And if this is true of the electorate, how much more true is it for our elected officials?
We have often discussed how one should do a mitzvah even if not properly motivated. And there are few, if any, mitzvot greater than serving the public. Yet at the same time, by definition, serving the public means making decisions that hurt people. There are competing needs, and choices must be made. If more money is invested in health care, there is less for education. And more for education means less defence; and more for defence means less for social services; and more for…means less for….
Whatever decision is made will negatively impact some. If one makes those decisions because one wants to help even more people, one is involved in a great mitzvah. But if one makes decisions for political reasons, or for the gratification of one’s ego, one must be held accountable for all the harm one has done. And as our tradition teaches, teshuva is not possible for harm done to the public.
Only those who are properly motivated should consider entering public life.
It is not for naught that synagogues across the world publicly proclaim—each and every Shabbat—that G-d should bless those who toil in the public sector b’emunah, with faith and integrity. The traditional nusach puts the stress on the word b’emunah for good reason. Tellingly, we do not bless those who “succeed” in communal life; rather, it is those who faithfully toil in such “holy” work who are worthy of blessings.

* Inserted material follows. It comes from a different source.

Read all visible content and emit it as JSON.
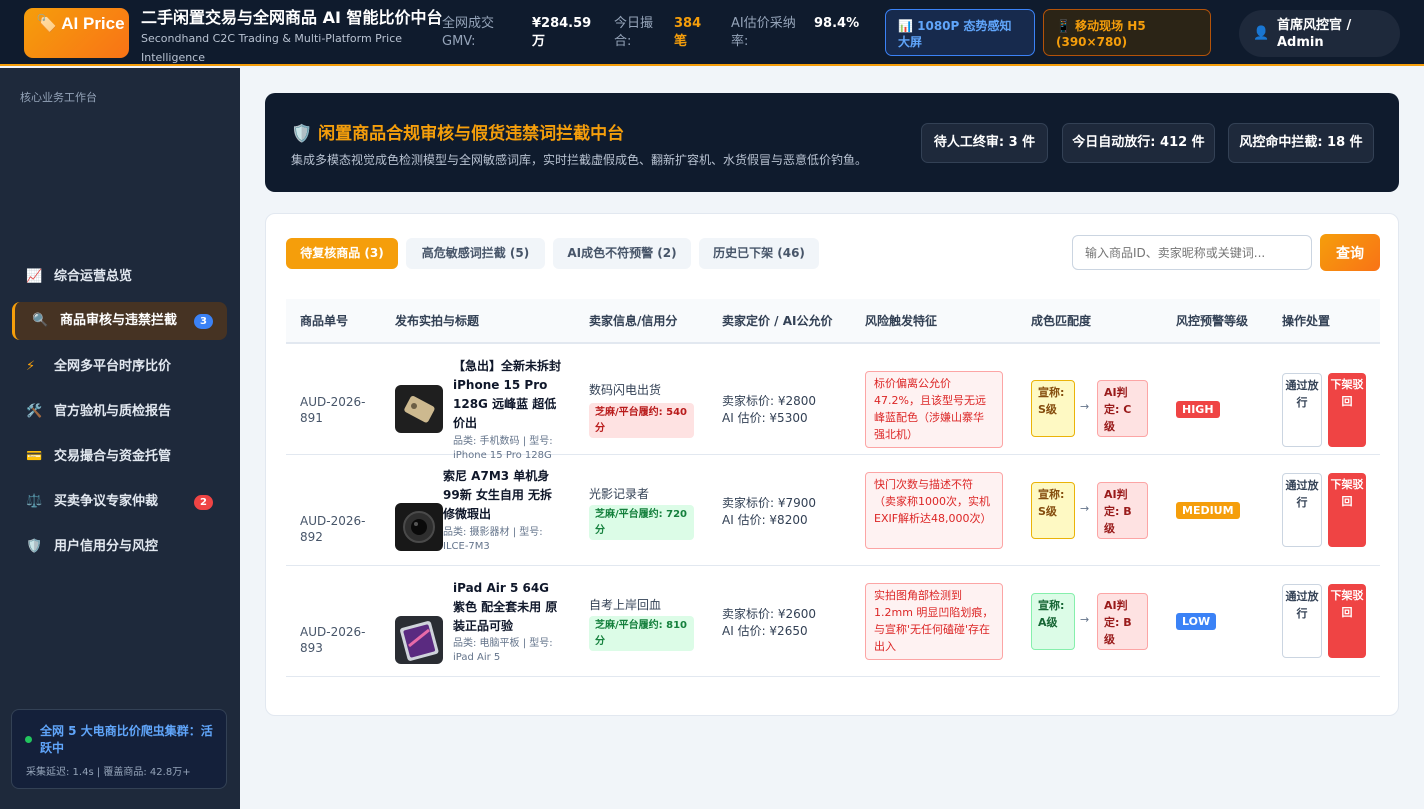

Sadly and ominously, democracy is under threat around the world. Attacks on the media, the independence of the judiciary, immigrants abound. The language of discourse is frightening. Bipartisanship is almost ancient history. In the scope of history, democracy is but a blip and if we do not work hard to preserve it, and are not careful, it may not survive—at least in its current form. Unless menschlichkeit returns to our political system, I fear for the future.
As you may have guessed, from my perspective—far and away, and then some—the most important determinant of where one should cast one’s ballot is the personal integrity of those who wish to serve us. May we be blessed to create the conditions so that such people will enter public service.
 The notion of pikuach nefesh obligates us to do almost anything to preserve life; it is no coincidence that the Liberty Bell has inscribed on it the verse, “And you shall proclaim liberty throughout the land”; and Jewish law obligates one to be happy not only on Yamim Tovim, but in essence, every day; we are “to worship G-d with joy”, and “[one with] a good heart rejoices always” (Shulchan Aruch, Orach Chaim 697:1).
 Admittedly, it is not easy to define “for the sake of heaven”. Does that mean our local community, province, or country? What about voting for those who might be good for Israel, but are bad for our own country? These questions, important as they may be, are “technicalities”, and are well beyond the scope of this little piece. They do not take away from the thrust of the law.
 This is also not the place to discuss the complex and crucial issue of how party discipline, so important to the proper functioning of a parliamentary democracy, interacts with the obligation to vote for what is best as opposed to what is politically expedient.